Setting out to save: a simple guide to getting started
If you’ve decided it’s time to start putting away some money for a rainy day but you don’t know the best way to go about it, the best thing to do is to start simple. While many are tempted to jump straight into investment opportunities in the hope of hitting the jackpot, the reality is that playing the stock market or investing in property, for example, are activities that should be reserved only for those people who fully understand the associated risks. While investment can certainly bring handsome rewards over the long term, this is far from guaranteed. Get your timing wrong and you could be seriously out of pocket.
The best option for those of us who prefer to play it a little safer is to look into saving. First and foremost, though, be sure to clear any outstanding debts as your first course of action. Interest on savings will be heavily outweighed by the interest charged on credit card debts and the like, so be sure you’re on an even keel before proceeding.
If you’re UK-based, then your first port of call when looking to begin your saving should be a Cash ISA, which stands for Individual Savings Account. These are essentially tax-free savings accounts, although there is a yearly limit on how much you can use it. That limit currently stands at £5,100 per year – and the important thing to remember is that any money you put in counts towards that limit, even if you subsequently withdraw some of it. So if you deposit £3,000 and then withdraw £1,000 within the same year, your remaining limit will be £2,100 – not £3,100.

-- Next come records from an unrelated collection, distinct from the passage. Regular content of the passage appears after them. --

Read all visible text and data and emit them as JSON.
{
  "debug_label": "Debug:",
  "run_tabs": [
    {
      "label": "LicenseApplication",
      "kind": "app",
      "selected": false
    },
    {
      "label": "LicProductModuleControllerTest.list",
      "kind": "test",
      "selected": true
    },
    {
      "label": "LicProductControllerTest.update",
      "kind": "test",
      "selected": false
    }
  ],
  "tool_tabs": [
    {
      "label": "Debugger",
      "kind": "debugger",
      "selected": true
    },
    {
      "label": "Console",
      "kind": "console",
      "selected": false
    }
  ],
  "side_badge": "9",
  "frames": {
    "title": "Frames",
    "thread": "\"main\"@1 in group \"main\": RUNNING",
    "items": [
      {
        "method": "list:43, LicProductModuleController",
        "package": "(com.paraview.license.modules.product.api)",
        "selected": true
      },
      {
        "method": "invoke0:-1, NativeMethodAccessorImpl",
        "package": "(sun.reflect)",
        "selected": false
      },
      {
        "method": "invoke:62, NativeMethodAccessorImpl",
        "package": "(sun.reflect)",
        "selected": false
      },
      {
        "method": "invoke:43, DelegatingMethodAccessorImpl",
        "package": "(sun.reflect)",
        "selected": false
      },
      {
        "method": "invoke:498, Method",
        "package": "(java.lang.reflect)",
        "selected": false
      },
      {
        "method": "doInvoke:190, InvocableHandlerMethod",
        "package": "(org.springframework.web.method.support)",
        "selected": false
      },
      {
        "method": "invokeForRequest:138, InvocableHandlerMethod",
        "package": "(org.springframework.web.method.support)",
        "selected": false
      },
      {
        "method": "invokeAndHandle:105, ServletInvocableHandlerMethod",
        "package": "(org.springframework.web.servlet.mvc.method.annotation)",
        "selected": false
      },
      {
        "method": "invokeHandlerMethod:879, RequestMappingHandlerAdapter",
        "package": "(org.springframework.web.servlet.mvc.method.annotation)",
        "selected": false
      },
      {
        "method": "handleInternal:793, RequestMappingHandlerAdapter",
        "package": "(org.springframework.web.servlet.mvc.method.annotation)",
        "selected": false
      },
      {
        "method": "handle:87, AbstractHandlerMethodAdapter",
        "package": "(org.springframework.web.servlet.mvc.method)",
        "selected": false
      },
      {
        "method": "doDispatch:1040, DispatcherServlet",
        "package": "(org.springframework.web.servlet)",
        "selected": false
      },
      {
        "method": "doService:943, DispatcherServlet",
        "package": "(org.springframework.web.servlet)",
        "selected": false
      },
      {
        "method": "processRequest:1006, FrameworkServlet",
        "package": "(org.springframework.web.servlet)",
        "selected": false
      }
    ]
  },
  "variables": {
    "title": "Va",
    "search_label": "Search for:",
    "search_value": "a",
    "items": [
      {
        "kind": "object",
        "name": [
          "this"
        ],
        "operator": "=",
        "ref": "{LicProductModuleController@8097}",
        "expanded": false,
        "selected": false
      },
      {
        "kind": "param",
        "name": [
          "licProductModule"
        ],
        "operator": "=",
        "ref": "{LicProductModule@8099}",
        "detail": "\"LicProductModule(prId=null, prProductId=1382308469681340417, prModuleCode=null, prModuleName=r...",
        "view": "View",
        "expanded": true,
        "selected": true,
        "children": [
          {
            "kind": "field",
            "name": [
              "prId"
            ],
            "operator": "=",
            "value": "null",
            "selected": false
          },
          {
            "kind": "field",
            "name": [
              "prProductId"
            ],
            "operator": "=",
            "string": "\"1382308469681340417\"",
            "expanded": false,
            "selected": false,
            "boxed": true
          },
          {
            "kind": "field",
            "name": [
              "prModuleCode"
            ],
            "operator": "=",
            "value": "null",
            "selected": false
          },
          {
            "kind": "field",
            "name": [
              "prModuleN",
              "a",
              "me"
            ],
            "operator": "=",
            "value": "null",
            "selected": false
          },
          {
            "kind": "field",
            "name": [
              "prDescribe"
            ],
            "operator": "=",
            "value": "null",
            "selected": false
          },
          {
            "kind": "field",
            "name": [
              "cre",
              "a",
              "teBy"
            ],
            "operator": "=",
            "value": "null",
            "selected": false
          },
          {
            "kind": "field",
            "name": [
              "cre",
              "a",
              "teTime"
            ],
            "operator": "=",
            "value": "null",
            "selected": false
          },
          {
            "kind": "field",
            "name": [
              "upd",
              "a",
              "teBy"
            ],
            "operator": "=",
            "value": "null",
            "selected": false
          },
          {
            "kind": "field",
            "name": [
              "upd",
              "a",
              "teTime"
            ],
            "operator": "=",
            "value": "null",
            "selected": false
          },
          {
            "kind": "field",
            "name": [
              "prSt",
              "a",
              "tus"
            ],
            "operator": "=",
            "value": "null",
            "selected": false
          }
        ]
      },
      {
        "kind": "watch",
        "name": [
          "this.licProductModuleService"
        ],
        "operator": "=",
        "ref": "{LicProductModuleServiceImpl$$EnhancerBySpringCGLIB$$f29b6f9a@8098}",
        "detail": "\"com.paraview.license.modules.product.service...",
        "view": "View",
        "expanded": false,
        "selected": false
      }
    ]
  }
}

Once you’ve filled your ISA allocation, or if you’re outside the UK and therefore unable to take advantage of ISAs, then it’s time to take a look at the best savings rates available to you via savings accounts. While a fixed rate savings account will offer a guaranteed return on your money, you’ll either be required to lock your money away for a specified time or at least be penalised for withdrawing before the agreed time limit. These are ideal if you’re sure you can do without the money for the allotted time but If you’d like the peace of mind that comes with being able to access your money at any time without penalty then a standard savings account may be best for you.